■ WHAT TO PRODUCE: Pull each line with the string "title" from the entries.
Start of THE DATA
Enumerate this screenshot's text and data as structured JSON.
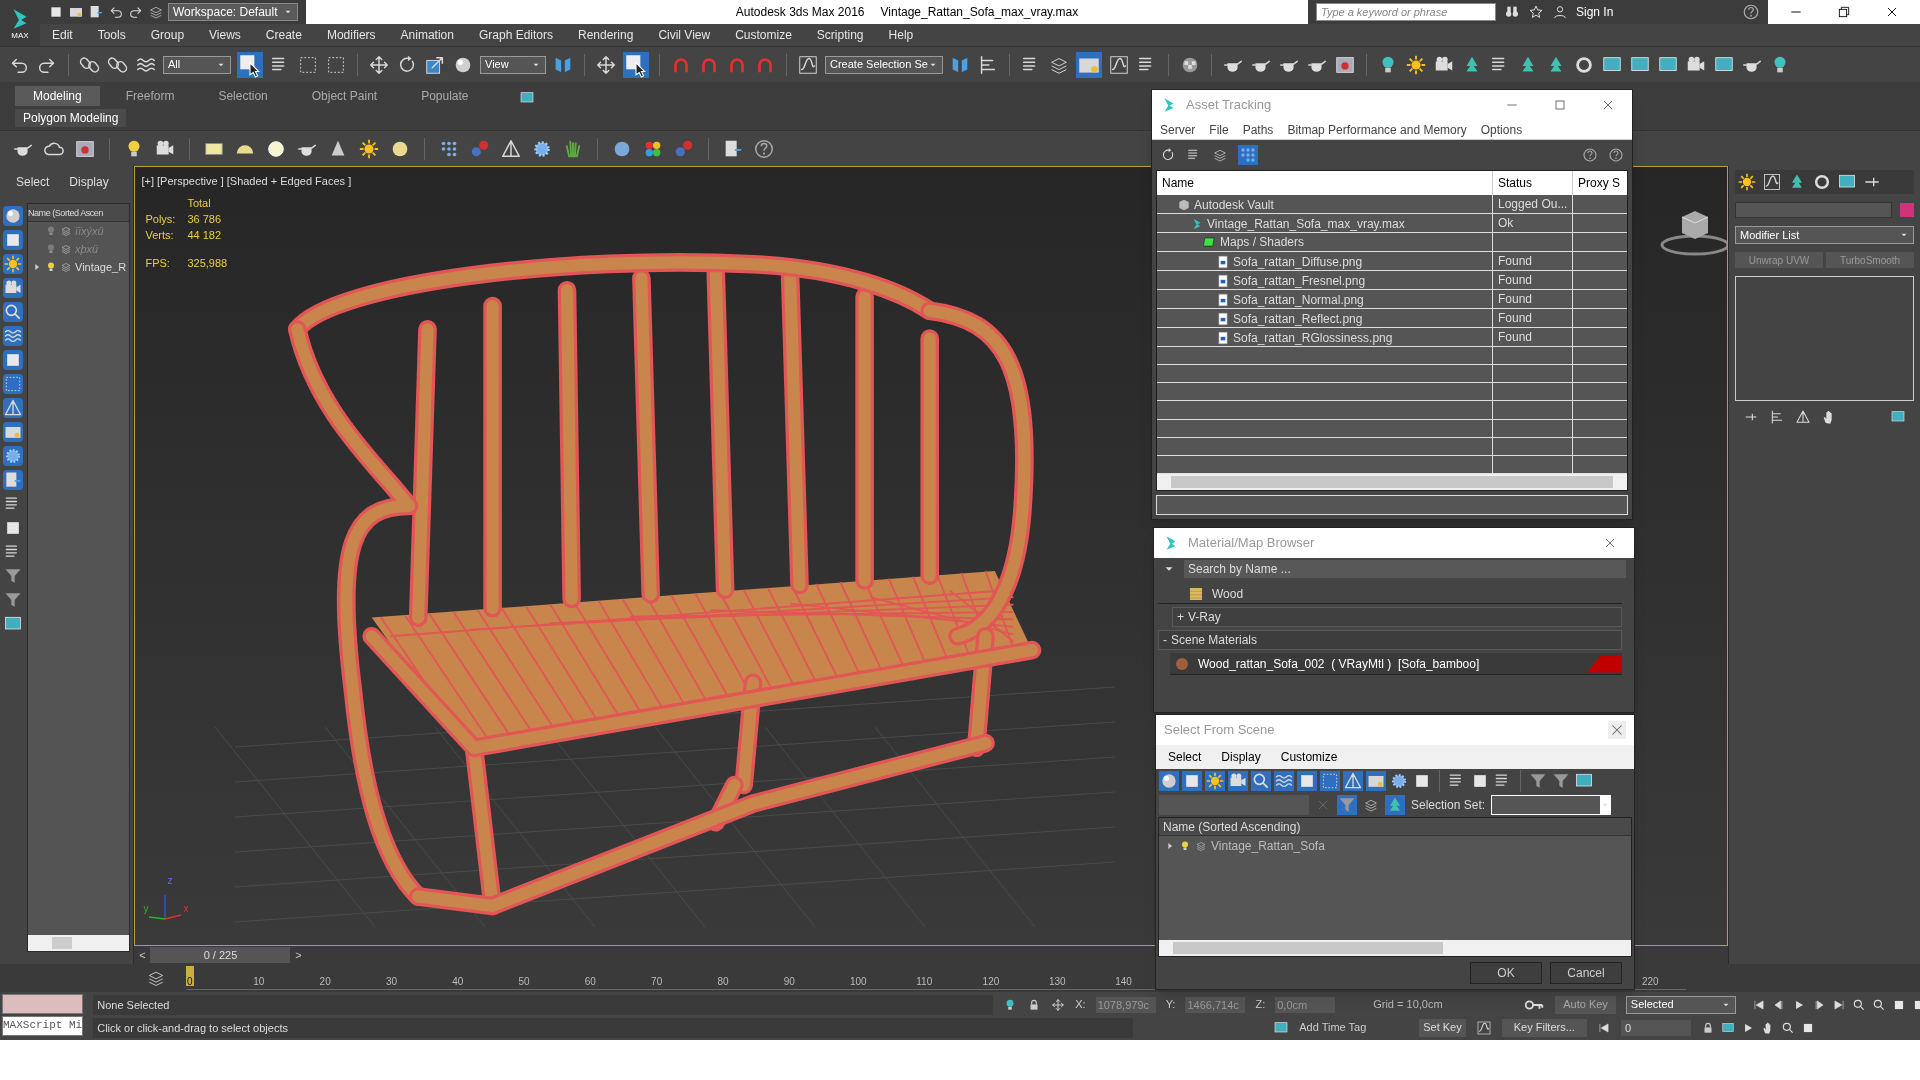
{
  "app": {
    "logo": "MAX",
    "workspace": "Workspace: Default",
    "title": "Autodesk 3ds Max 2016",
    "file": "Vintage_Rattan_Sofa_max_vray.max",
    "search": {
      "placeholder": "Type a keyword or phrase"
    },
    "sign_in": "Sign In"
  },
  "menu": [
    "Edit",
    "Tools",
    "Group",
    "Views",
    "Create",
    "Modifiers",
    "Animation",
    "Graph Editors",
    "Rendering",
    "Civil View",
    "Customize",
    "Scripting",
    "Help"
  ],
  "toolbar": {
    "dropdowns": [
      "All",
      "View",
      "Create Selection Se"
    ]
  },
  "ribbon": {
    "tabs": [
      {
        "label": "Modeling",
        "selected": true
      },
      {
        "label": "Freeform",
        "selected": false
      },
      {
        "label": "Selection",
        "selected": false
      },
      {
        "label": "Object Paint",
        "selected": false
      },
      {
        "label": "Populate",
        "selected": false
      }
    ],
    "panel": "Polygon Modeling"
  },
  "scene_explorer": {
    "tabs": [
      "Select",
      "Display"
    ],
    "header": "Name (Sorted Ascen",
    "items": [
      {
        "name": "ïïxýxû",
        "hidden": true,
        "expanded": false
      },
      {
        "name": "xþxü",
        "hidden": true,
        "expanded": false
      },
      {
        "name": "Vintage_R",
        "hidden": false,
        "expanded": false
      }
    ]
  },
  "viewport": {
    "label": "[+] [Perspective ] [Shaded + Edged Faces ]",
    "stats": {
      "heading": "Total",
      "rows": [
        {
          "label": "Polys:",
          "value": "36 786"
        },
        {
          "label": "Verts:",
          "value": "44 182"
        }
      ],
      "fps_label": "FPS:",
      "fps": "325,988"
    },
    "axes": [
      "z",
      "y",
      "x"
    ],
    "frame": {
      "prev": "<",
      "position": "0 / 225",
      "next": ">"
    }
  },
  "command_panel": {
    "modifier_list": "Modifier List",
    "modifiers": [
      "Unwrap UVW",
      "TurboSmooth"
    ],
    "color": "#d0327a"
  },
  "asset_tracking": {
    "title": "Asset Tracking",
    "menu": [
      "Server",
      "File",
      "Paths",
      "Bitmap Performance and Memory",
      "Options"
    ],
    "columns": [
      "Name",
      "Status",
      "Proxy S"
    ],
    "tree": [
      {
        "kind": "vault",
        "name": "Autodesk Vault",
        "status": "Logged Ou...",
        "children": [
          {
            "kind": "scene",
            "name": "Vintage_Rattan_Sofa_max_vray.max",
            "status": "Ok",
            "children": [
              {
                "kind": "maps",
                "name": "Maps / Shaders",
                "children": [
                  {
                    "kind": "bitmap",
                    "name": "Sofa_rattan_Diffuse.png",
                    "status": "Found"
                  },
                  {
                    "kind": "bitmap",
                    "name": "Sofa_rattan_Fresnel.png",
                    "status": "Found"
                  },
                  {
                    "kind": "bitmap",
                    "name": "Sofa_rattan_Normal.png",
                    "status": "Found"
                  },
                  {
                    "kind": "bitmap",
                    "name": "Sofa_rattan_Reflect.png",
                    "status": "Found"
                  },
                  {
                    "kind": "bitmap",
                    "name": "Sofa_rattan_RGlossiness.png",
                    "status": "Found"
                  }
                ]
              }
            ]
          }
        ]
      }
    ]
  },
  "material_browser": {
    "title": "Material/Map Browser",
    "search": {
      "placeholder": "Search by Name ..."
    },
    "top_item": "Wood",
    "groups": [
      {
        "sign": "+",
        "label": "V-Ray",
        "expanded": false
      },
      {
        "sign": "-",
        "label": "Scene Materials",
        "expanded": true,
        "items": [
          "Wood_rattan_Sofa_002  ( VRayMtl )  [Sofa_bamboo]"
        ]
      }
    ]
  },
  "select_from_scene": {
    "title": "Select From Scene",
    "menu": [
      "Select",
      "Display",
      "Customize"
    ],
    "selection_set": "Selection Set:",
    "header": "Name (Sorted Ascending)",
    "items": [
      {
        "name": "Vintage_Rattan_Sofa",
        "expanded": false
      }
    ],
    "buttons": [
      "OK",
      "Cancel"
    ]
  },
  "timeline": {
    "ticks": [
      "0",
      "10",
      "20",
      "30",
      "40",
      "50",
      "60",
      "70",
      "80",
      "90",
      "100",
      "110",
      "120",
      "130",
      "140"
    ],
    "end_tick": "220"
  },
  "status": {
    "maxscript": "MAXScript Mi",
    "selection": "None Selected",
    "prompt": "Click or click-and-drag to select objects",
    "x_label": "X:",
    "x": "1078,979c",
    "y_label": "Y:",
    "y": "1466,714c",
    "z_label": "Z:",
    "z": "0,0cm",
    "grid": "Grid = 10,0cm",
    "add_time_tag": "Add Time Tag",
    "auto_key": "Auto Key",
    "key_mode": "Selected",
    "set_key": "Set Key",
    "key_filters": "Key Filters...",
    "frame": "0"
  }
}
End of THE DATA
■ ANSWER SECTION:
    "title": "Autodesk 3ds Max 2016",
    "title": "Asset Tracking",
    "title": "Material/Map Browser",
    "title": "Select From Scene",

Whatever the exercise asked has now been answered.